8 Video Skills to Practice

piano fingers
When I was in elementary school, I took piano lessons. I never got very good (and eventually quit playing in 6th grade), but I learned lessons from that experience that I still use today — even for shooting video.

For example…

Every day when I sat down to practice the piano, before I started practicing any actual songs, I began by doing “finger exercises”. This meant playing different scales in different ways. It helped loosen up my fingers and also strengthen them.

It was repetitious and boring, especially for a young child.

But of course – now as an adult – I see the benefit of doing those boring exercises. They helped me learn to move my fingers in a way that they might move when I played songs.

There’s a lot of value in practicing fundamentals. We hear it all the time with sports metaphors, but what about with art?

“Don’t only practice your art, but force your way into its secrets; art deserves that, for it and knowledge can raise man to the Divine.”
– Ludwig van Beethoven

That’s taking “practice” to a whole new level!

Well, when it comes to video, there are endless things to practice, but we have to start somewhere, so…

I’m going to suggest different exercises to practice with your video camera aside from an “actual” shoot, similar to how you might practice scales on a piano aside from playing an “actual” song.

By |Jun 13, 2014|Video Techniques|13 Comments

Better Video, Less Equipment

You don’t always need more equipment to capture better video.

For example, this video shows several clips where I used just a video camera and a slider.

A very basic setup… No light controls, no heavy stands and sandbags.

Not even a tripod for this one.

Sometimes you can take a simple approach to shooting video and end up with good results.

Edit: Because several people have asked, here’s the slider I use.

By |Jun 9, 2014|Video Techniques|15 Comments

6 Reasons You Must Shoot Video Every Day

Cameraman Silhouette

Over the past month, I’ve been doing something. And I’ve come to this determination:

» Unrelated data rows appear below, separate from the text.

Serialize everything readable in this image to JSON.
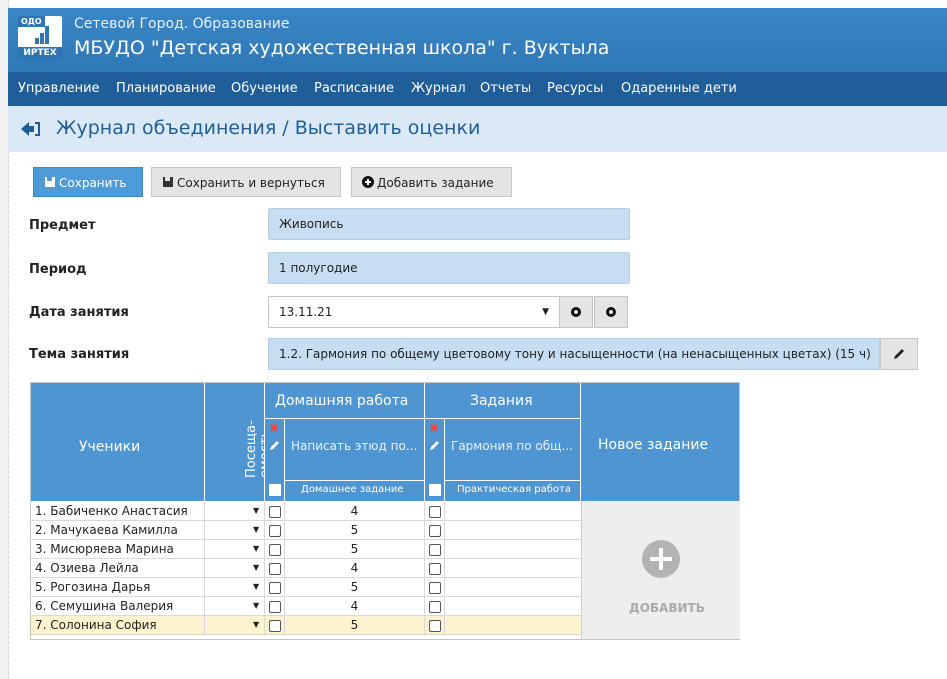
{
  "header": {
    "logo_badge": "ОДО",
    "logo_text": "ИРТЕХ",
    "subtitle": "Сетевой Город. Образование",
    "title": "МБУДО \"Детская художественная школа\" г. Вуктыла",
    "bg_color": "#3a86c6"
  },
  "menu": [
    "Управление",
    "Планирование",
    "Обучение",
    "Расписание",
    "Журнал",
    "Отчеты",
    "Ресурсы",
    "Одаренные дети"
  ],
  "page": {
    "back_icon": "back-arrow-icon",
    "title": "Журнал объединения / Выставить оценки"
  },
  "toolbar": {
    "save": "Сохранить",
    "save_return": "Сохранить и вернуться",
    "add_task": "Добавить задание"
  },
  "form": {
    "subject_label": "Предмет",
    "subject_value": "Живопись",
    "period_label": "Период",
    "period_value": "1 полугодие",
    "date_label": "Дата занятия",
    "date_value": "13.11.21",
    "topic_label": "Тема занятия",
    "topic_value": "1.2. Гармония по общему цветовому тону и насыщенности (на ненасыщенных цветах) (15 ч)"
  },
  "table": {
    "students_header": "Ученики",
    "attendance_header": "Посеща-емость",
    "homework_header": "Домашняя работа",
    "tasks_header": "Задания",
    "new_task_header": "Новое задание",
    "homework_col": {
      "title": "Написать этюд по...",
      "type": "Домашнее задание"
    },
    "task_col": {
      "title": "Гармония по общ...",
      "type": "Практическая работа"
    },
    "add_label": "ДОБАВИТЬ",
    "rows": [
      {
        "name": "1. Бабиченко Анастасия",
        "homework": "4",
        "task": ""
      },
      {
        "name": "2. Мачукаева Камилла",
        "homework": "5",
        "task": ""
      },
      {
        "name": "3. Мисюряева Марина",
        "homework": "5",
        "task": ""
      },
      {
        "name": "4. Озиева Лейла",
        "homework": "4",
        "task": ""
      },
      {
        "name": "5. Рогозина Дарья",
        "homework": "5",
        "task": ""
      },
      {
        "name": "6. Семушина Валерия",
        "homework": "4",
        "task": ""
      },
      {
        "name": "7. Солонина София",
        "homework": "5",
        "task": ""
      }
    ]
  },
  "colors": {
    "accent": "#4f95d1",
    "menu": "#1f5e99",
    "highlight_row": "#fdf3cf",
    "field": "#c7ddf1"
  }
}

You should be shooting video every day. We all should be.

Here are 6 reasons why:

By |Dec 4, 2013|Video Techniques|38 Comments